So in ‘The Mob, The Model and The College Reunion’, I let the real me show through.  Okay, I may be older now than Donna di Marco, the protagonist, is in this tale, but she carries my background, my on again – off again modeling career, my outlook on life, and definitely my wit.  She even looks surprisingly like me.

Have you ever wanted to write a character who says what you're thinking?  The things you don't actually say out loud?

Donna does that for me! And oh, it was fun to write them.

College reunions?  I'm not a big fan.  There were few women in my Commerce program, and the misogyny at the time was pretty brutal.  Competition was savage between the young men, and my memories are mixed at best.  Sometimes I was the bone to be fought over.

But I've discovered an interesting thing.  Reunions sure are good for setting conflict.  Old grievances resurface, even among the bank executives and corporate buccaneers of my class that have done so well financially. They don't forget the old days.

So I had a bit of sport, writing what might have happened if I had gone to our last reunion.  In fact, I didn't go.  Maybe self-preservation?  Maybe I was too busy celebrating my recent marriage to an old college classmate?

Yes, the John of this story is the John Michael O'Connell who persuaded me to the altar not long ago.  And yes, our classmates were shocked.  So you can see how easy it might have been to concoct such a tale, and to lace it with the loopy humour I just can't seem to leave behind.

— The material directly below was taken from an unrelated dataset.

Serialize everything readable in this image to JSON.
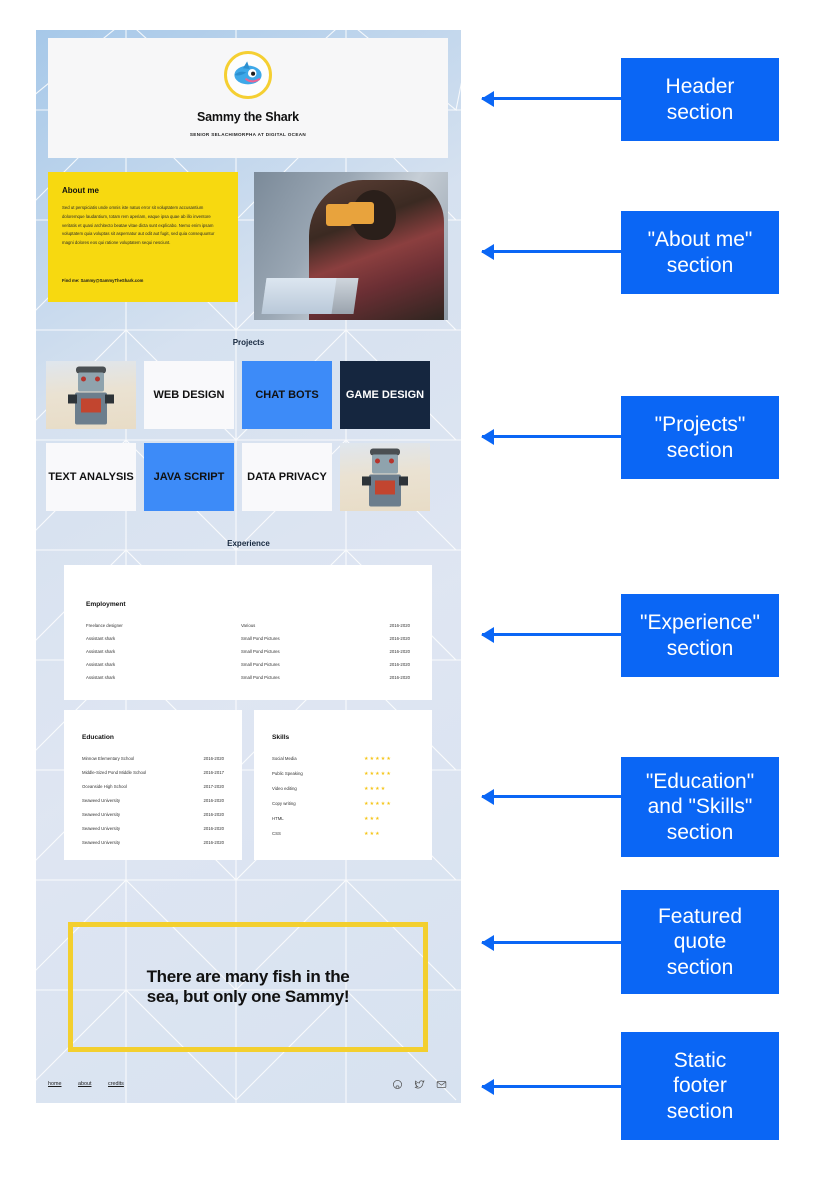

Not to mention the mob elements that always seem to sneak into my work.

Roman à clef? I'll leave that to your imagination.

The author at college:

The author today:

• Buy link for MURDER, NEAT   

Bad Whiskey

A lot of stories take their cues from music. I listen to music when I write, and I often say I can't write listening to Carrie Underwood or Roger Waters because they're telling stories in their songs. Actually, I can't listen to Roger Waters on anything after 1980 because... Okay, that's another rant I'll save for elsewhere. But Carrie Underwood writes entire novels in her music. "Blown Away" and "Two Cadillacs" come to mind.

And then there's southern rock. Ever listen to some of Skynyrd's songs and see a story unfold in your mind? "Two Steps" is a good one and might have spawned a different story had I heard it around the time we started planning the Murder, Neat anthology. Instead, a friend of mine sent me this video of her husband's band. For a group who played mostly bars (though they did open for the likes of Black Country Communion a few times), they did a rather professional video. When it opened, I thought, "Cool. Johnny Lynn's playing slide!" But they had a few stories to go with the verses, many of them fitting that southern rock vibe half of Johnny's bands embrace. (Johnny is the aforementioned friend's husband.)

I had a video, awaiting the CD, and I had an email from either Leigh or Robert and a follow up from Michael Bracken: Write a story set in a bar. Put a murder in it. I had a soundtrack, an inspiration, and marching orders. This is why I love anthologies as a writer. When the prompt hits just right, the stories spin off on their own.

The song is called "Bad Whiskey." How's that for a southern rock title? And if the video shows the ill-effects of bad whiskey in general, the story flows backward and reveals just how bad one man's whiskey was. 

And in case you were wondering, here is the aforementioned song that inspired the story, "Bad Whiskey" by the Russell Jinkens XL Band.